The cerebral cortex, hippocampus and amygdala are physically altered by captivity, along with brain circuitry that involves the basal ganglia. Bob Jacobs, CC BY-ND<p>Evolution has constructed animal brains to be exquisitely responsive to their environment.
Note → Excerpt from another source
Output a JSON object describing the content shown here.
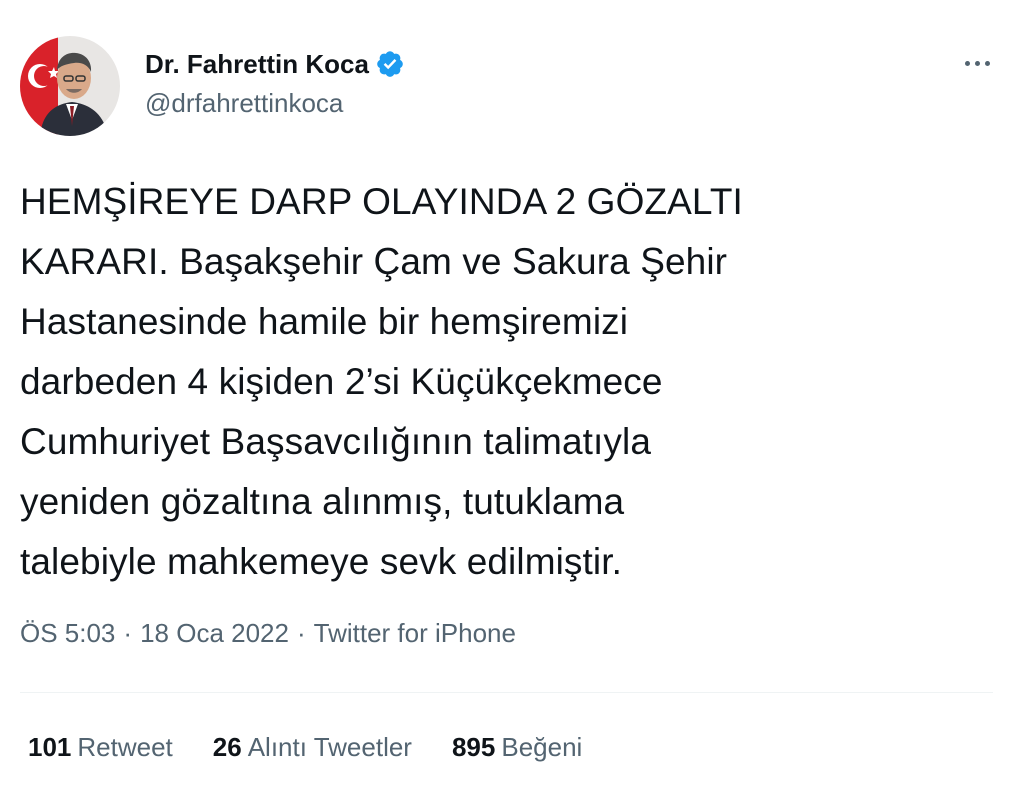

Those reactions can affect neural function by <a href="https://www.penguinrandomhouse.com/books/311787/behave-by-robert-m-sapolsky/" target="_blank">turning different genes on or off</a>. Living in inappropriate or abusive circumstance alters biochemical processes: It disrupts the synthesis of proteins that build connections between brain cells and the neurotransmitters that facilitate communication among them.</p><p>There is strong evidence that <a href="https://doi.org/10.1523/JNEUROSCI.0577-11.2011" target="_blank">enrichment</a>, social contact and appropriate space in more natural habitats are <a href="https://doi.org/10.1111/j.1748-1090.2003.tb02071.x" target="_blank" rel="noopener noreferrer">necessary</a> for long-lived animals with large brains such as <a href="https://doi.org/10.1371/journal.pone.0152490" target="_blank" rel="noopener noreferrer">elephants</a> and <a href="https://doi.org/10.1080/13880292.2017.1309858" target="_blank" rel="noopener noreferrer">cetaceans</a>. Better conditions <a href="https://www.ncbi.nlm.nih.gov/pmc/articles/PMC5543669/" target="_blank" rel="noopener noreferrer">reduce disturbing sterotypical behaviors</a>, improve connections in the brain, and <a href="https://doi.org/10.1038/cdd.2009.193" target="_blank" rel="noopener noreferrer">trigger neurochemical changes</a> that enhance learning and memory.</p>